One of the most significant issues in every California divorce is whether to award alimony from the higher earning spouse to the lesser earning spouse during and after divorce proceedings. The determination of alimony can have substantial impact on your overall divorce settlement, and federal tax changes in recent years have complicated this matter even further. If a couple cannot agree to the terms of spousal support on their own, the court may step in and make the determination on their behalf.
At the Law Office of Bradley S. Sandler, our team of highly qualified legal professionals is here to assist with all your legal issues, including advising on matters of alimony payments. To learn more, call or contact our office today to schedule a consultation at our Beverly Hills office.
The Purpose of Alimony
The court recognizes that not all couples earn equal incomes, and that one spouse may contribute to the household during the course of the marriage in ways other than earning money. When a marriage ends, the spouse who earns a higher income may need to help support the spouse who earns less or no income during the transition period and afterward while they learn to become financially independent. California law provides for multiple types of alimony of various amounts and durations to better fit the specific circumstances of each divorce case.
Factors Considered in Alimony Decisions
Typically, the judge in a divorce case will encourage the couple to agree to terms of spousal support on their own. However, if they cannot settle on the issue of alimony the court can step in and make that determination for the case. California law provides the court with a list of factors to weigh in each case when determining whether spousal support is appropriate in each case, and if so, how much. The factors for determining alimony include the following:
- Each spouse’s ability to maintain their standard of living once divorced, based on their respective current incomes
- Whether a spouse is requesting support due to their contribution to the other spouse’s attainment of a college degree, professional license, or some other career or position of high earnings
- The ability for the supporting spouse to pay alimony, considering how much they earn and their cost of living
- Each spouse’s needs, based on the lifestyle lived during the marriage
- The debts and assets of each spouse
- The length of the marriage
- The ability of the spouse requesting support to earn a living, without it impacting their role as the primary caregiver of the couple’s children
- The age and health of the spouses
- Any history of domestic violence
- Tax implications
- Any known hardships of either spouse
- The ability of the supported spouse to become self-sufficient within a reasonable period of time, and
- Any other factors the courts deem relevant
To Learn More, Contact Our Office

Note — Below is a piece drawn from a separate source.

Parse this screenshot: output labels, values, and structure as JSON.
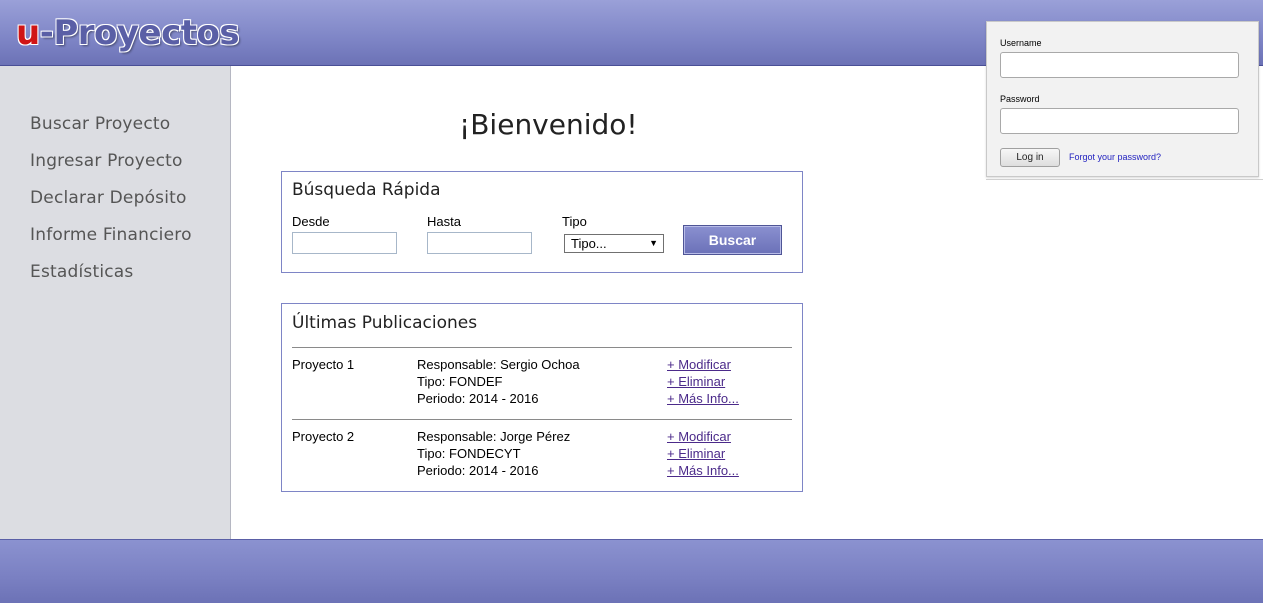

Do you have concerns about alimony in your California divorce or want to learn more about your legal options? Call or contact us in Beverly Hills at the Law Office of Bradley S. Sandler today to speak with one of our knowledgeable California divorce lawyers and schedule a consultation for your case.